Cook never stops painting. Even as we are chatting, she is busy at her easel: “You will have to excuse me, I am finishing a commission to go to New Zealand to the Te Akau racing stud. They had five Group One winners in 2020, so I am making a group portrait of the horses. I am painting the final part now – their whiskers.”
Cook’s work never stopped last year, and she even found time to paint the Injured Jockeys Fund 2020 Christmas card, Snowy Beach, showing trainer Christian Williams’ string out exercising on the beach near his yard at Ogmore-by-the-Sea in Wales.
Cook particularly enjoyed this work: “The ones of the strings out training are my favourites. I have a series of these, which are sometimes quite impressionistic. With Homeward Bound, I saw a picture on Jamie Osborne’s Twitter feed where his string was coming back off the gallops and that inspired me to go and paint it. These studies are all actual places, which I think racing people will recognise. I love being able to choose the scenes and create the composition. I try not to take in too much commissioned work because it can be quite restrictive – you have to get it exactly right for what the client wants. But I am commercially minded. I worked for a big greetings card company and learnt a lot about marketing. It is quite an education when you are under such pressure to bring out so many images. Even now, I don’t often paint something ‘just because’ but Homeward Bound was one for me.”
These paintings really deserve to be in a genre of their own – the horsescape – where the presence of the horses defines the distinctive landscapes of the Lambourn Downs or Newmarket Heath. Cook’s intuitive understanding of racing runs through her work and she knows how important racing is to her audience. “One of my best-known works is called The Kings of Kempton, depicting some of the most famous winners of the King George VI Chase. The horses that win these big races are what I think of as the people’s horses. It is the races the general public are watching on telly on a Saturday or on Boxing Day that grip their imagination. Even now, I still sell a lot of Desert Orchid. These horses have huge fan bases, it never fails to surprise me how big a fan base they have – Cue Card from a couple of years ago is still loved.”

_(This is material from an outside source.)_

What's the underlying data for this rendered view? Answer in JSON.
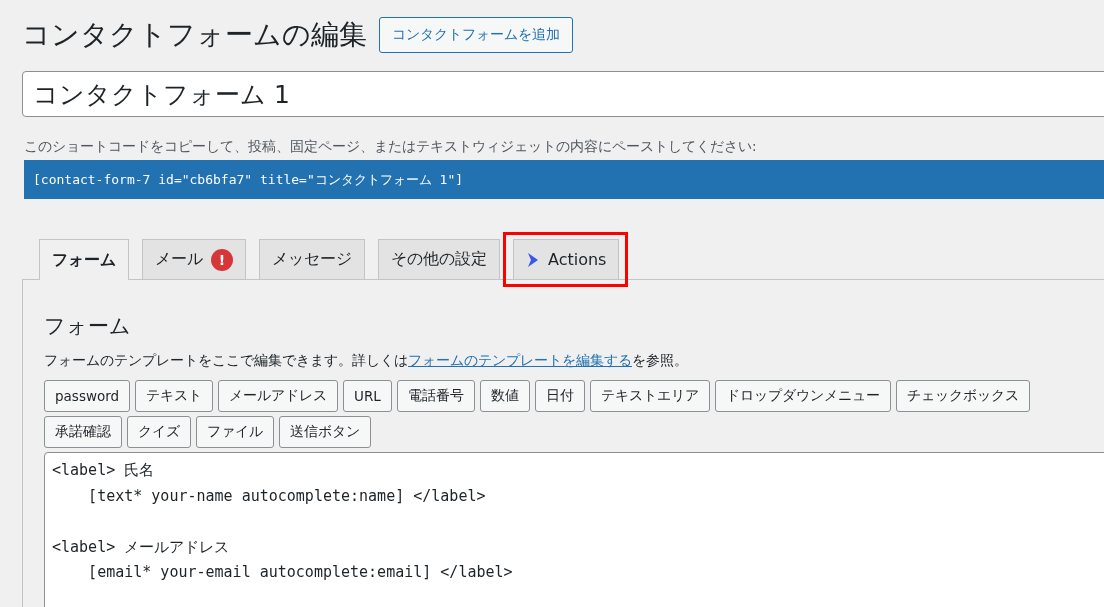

She explains: “When I am beginning new work I run a poll and ask people which should be the next subject and people vote for it. I start a picture and put it on Facebook and show the early studies and people get interested in how it works. People often ask if something is for sale – most of my noncommissioned work gets sold straight off social media.”
So Cook is really commissioned directly by her public audience, a process that would be familiar to Charles Dickens and Henry Fielding, who sold their work through subscription and serialisation. At the same time, it’s also a very modern approach, which came about from a national crisis 20 years ago. “To begin with we had a mobile gallery, which we took to Cheltenham and Badminton and Burghley. It is nice to sit there and paint and talk to people – what I do now is an extension of people joining in with you. You get a feel for what people are liking, and you never quite know where you are going to end up. But the foot-and-mouth crisis in 2001 meant we lost our outlets, so I got a recovery grant, but you had to have a business plan to diversify and that completely changed how I did things to going online and exhibiting. Then the next thing was the financial crash in 2008, which destroyed my customer base, so we had to change again and that is when we started with social media. Now, with COVID-19, there is yet another crisis, but for me nothing has changed.”
Already adapted to a 21st-century way of doing things, Cook explains: “I have just taken the opportunity to get through a lot of work.” An artist makes her own work, and that’s a resilience we can all value.